## Directions
In the lines below, look for "Battifollo". Copy each line where it appears.

## Dataset excerpts

────────────────────────────────────────

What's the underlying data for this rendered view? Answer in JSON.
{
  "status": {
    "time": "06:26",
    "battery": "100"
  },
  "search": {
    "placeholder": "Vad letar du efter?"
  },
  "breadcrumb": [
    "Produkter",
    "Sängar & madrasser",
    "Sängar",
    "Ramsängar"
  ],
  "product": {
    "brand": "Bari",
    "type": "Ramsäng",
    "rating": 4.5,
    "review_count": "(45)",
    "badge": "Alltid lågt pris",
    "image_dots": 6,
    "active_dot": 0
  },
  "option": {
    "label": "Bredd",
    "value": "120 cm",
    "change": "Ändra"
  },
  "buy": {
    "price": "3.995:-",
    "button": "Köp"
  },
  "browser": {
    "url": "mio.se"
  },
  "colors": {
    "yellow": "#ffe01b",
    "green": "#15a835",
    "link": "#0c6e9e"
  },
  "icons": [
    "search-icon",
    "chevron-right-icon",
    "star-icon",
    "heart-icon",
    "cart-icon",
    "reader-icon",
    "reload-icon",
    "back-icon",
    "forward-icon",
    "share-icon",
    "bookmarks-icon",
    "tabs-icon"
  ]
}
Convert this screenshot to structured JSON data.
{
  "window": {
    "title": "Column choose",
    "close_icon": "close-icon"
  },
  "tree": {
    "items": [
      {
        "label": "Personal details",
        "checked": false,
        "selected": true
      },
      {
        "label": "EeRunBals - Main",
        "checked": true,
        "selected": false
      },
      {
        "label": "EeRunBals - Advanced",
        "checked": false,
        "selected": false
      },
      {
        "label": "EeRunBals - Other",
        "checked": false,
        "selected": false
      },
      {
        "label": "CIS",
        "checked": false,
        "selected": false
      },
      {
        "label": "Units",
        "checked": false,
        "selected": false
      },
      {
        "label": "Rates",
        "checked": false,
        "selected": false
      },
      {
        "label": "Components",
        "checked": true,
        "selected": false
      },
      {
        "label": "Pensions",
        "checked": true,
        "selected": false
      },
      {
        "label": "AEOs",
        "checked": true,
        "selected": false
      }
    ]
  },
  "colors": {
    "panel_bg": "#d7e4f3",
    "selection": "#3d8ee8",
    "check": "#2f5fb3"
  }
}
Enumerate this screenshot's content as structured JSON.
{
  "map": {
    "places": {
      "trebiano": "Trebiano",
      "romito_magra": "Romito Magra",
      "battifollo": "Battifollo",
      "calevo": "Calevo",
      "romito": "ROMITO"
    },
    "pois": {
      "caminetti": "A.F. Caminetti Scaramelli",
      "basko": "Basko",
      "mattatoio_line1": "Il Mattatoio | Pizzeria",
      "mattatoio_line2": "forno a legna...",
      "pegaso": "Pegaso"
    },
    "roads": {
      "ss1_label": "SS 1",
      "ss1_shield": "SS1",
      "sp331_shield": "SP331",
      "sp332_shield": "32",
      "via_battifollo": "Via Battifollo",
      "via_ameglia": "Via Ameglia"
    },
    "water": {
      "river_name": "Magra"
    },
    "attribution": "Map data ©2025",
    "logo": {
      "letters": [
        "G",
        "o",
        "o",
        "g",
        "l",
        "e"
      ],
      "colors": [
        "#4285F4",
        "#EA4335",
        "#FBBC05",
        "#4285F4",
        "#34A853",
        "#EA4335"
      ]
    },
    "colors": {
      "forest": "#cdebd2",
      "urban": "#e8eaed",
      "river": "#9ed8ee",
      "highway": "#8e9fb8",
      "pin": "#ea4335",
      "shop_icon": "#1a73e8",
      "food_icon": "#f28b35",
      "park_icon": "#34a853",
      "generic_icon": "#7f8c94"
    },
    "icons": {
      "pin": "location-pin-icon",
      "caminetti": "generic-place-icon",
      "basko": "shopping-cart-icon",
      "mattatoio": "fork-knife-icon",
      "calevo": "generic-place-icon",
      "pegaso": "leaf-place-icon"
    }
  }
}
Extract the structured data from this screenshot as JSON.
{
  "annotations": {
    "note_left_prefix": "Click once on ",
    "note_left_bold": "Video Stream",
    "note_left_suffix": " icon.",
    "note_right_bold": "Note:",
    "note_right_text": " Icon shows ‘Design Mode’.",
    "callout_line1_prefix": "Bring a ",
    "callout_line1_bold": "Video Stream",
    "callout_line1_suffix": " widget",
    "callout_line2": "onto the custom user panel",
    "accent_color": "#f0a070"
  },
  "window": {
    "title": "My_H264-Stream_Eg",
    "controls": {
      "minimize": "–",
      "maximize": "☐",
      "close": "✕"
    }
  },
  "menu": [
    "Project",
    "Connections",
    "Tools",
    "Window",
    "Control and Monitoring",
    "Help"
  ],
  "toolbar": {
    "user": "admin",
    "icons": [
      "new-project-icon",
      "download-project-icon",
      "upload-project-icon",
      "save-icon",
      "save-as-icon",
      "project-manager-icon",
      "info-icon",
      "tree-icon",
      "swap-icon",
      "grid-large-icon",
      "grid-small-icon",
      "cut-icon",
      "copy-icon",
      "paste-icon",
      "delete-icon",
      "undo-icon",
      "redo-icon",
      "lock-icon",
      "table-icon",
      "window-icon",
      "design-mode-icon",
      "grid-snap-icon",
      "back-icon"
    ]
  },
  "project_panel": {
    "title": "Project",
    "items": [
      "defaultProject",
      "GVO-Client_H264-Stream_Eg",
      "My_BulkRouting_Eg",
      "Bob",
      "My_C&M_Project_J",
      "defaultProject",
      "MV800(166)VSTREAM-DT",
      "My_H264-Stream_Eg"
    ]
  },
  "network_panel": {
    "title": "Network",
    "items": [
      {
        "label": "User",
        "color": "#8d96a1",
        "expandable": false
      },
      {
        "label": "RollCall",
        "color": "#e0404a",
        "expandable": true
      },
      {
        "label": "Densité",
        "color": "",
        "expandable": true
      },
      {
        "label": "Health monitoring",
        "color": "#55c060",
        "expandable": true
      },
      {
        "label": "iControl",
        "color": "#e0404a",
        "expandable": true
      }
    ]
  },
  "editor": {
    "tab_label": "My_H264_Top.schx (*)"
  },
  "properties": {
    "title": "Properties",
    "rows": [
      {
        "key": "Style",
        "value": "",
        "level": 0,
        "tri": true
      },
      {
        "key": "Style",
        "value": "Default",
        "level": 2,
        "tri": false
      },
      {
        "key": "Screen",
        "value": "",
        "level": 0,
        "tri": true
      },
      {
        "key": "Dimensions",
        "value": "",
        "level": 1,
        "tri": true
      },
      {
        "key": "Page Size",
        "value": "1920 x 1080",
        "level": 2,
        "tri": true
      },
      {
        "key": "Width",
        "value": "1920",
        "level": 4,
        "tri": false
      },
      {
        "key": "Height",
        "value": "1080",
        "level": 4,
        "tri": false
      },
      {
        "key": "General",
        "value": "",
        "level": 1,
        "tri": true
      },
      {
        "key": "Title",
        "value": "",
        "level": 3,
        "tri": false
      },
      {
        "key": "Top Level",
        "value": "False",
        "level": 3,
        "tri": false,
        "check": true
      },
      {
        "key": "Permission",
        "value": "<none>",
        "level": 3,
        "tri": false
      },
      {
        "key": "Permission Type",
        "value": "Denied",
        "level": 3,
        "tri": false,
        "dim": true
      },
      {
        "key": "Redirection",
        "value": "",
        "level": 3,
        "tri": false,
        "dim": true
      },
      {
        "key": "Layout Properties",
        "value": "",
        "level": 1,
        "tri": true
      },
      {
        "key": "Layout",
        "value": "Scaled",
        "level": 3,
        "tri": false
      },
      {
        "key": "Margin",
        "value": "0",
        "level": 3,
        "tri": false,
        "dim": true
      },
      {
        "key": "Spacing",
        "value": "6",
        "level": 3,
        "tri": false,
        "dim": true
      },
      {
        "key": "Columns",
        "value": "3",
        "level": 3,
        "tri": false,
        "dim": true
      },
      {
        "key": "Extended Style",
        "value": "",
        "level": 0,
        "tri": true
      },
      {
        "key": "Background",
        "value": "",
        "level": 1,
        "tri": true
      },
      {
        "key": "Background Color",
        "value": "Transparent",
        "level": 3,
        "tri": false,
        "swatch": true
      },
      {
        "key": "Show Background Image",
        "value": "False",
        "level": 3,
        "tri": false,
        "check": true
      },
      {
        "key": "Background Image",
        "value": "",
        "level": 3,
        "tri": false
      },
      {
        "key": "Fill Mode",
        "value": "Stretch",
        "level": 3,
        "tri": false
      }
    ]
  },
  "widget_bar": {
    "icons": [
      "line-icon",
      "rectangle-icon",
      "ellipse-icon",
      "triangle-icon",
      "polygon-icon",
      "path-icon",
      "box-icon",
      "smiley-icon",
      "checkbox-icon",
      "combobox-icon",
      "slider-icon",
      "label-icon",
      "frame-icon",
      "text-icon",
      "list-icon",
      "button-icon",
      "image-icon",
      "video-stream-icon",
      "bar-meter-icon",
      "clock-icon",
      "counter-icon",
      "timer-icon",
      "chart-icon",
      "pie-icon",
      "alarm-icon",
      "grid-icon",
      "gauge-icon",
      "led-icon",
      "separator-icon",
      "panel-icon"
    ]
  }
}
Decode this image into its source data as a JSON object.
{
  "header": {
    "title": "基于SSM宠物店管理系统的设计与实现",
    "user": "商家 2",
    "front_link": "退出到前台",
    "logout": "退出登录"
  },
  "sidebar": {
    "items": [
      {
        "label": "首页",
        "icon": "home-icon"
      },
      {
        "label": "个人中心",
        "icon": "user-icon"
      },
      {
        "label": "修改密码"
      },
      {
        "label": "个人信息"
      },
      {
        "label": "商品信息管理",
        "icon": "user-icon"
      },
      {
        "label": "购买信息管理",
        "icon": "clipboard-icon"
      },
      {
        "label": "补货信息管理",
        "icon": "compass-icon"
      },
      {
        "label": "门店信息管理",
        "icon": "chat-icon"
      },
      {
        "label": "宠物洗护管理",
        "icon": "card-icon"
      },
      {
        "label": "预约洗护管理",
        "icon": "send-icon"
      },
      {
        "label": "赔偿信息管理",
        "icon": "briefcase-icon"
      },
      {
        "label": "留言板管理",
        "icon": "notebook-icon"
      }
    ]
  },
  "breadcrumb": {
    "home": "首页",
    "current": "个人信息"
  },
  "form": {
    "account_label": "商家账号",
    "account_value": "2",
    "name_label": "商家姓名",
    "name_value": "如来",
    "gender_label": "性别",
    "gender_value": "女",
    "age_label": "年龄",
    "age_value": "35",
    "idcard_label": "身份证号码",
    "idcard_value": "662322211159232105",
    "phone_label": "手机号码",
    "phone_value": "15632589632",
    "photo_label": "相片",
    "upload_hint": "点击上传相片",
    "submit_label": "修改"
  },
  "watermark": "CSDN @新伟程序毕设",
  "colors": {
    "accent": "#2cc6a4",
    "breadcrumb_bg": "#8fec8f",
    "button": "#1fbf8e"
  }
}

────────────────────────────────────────

## Your solution
      "battifollo": "Battifollo",
      "via_battifollo": "Via Battifollo",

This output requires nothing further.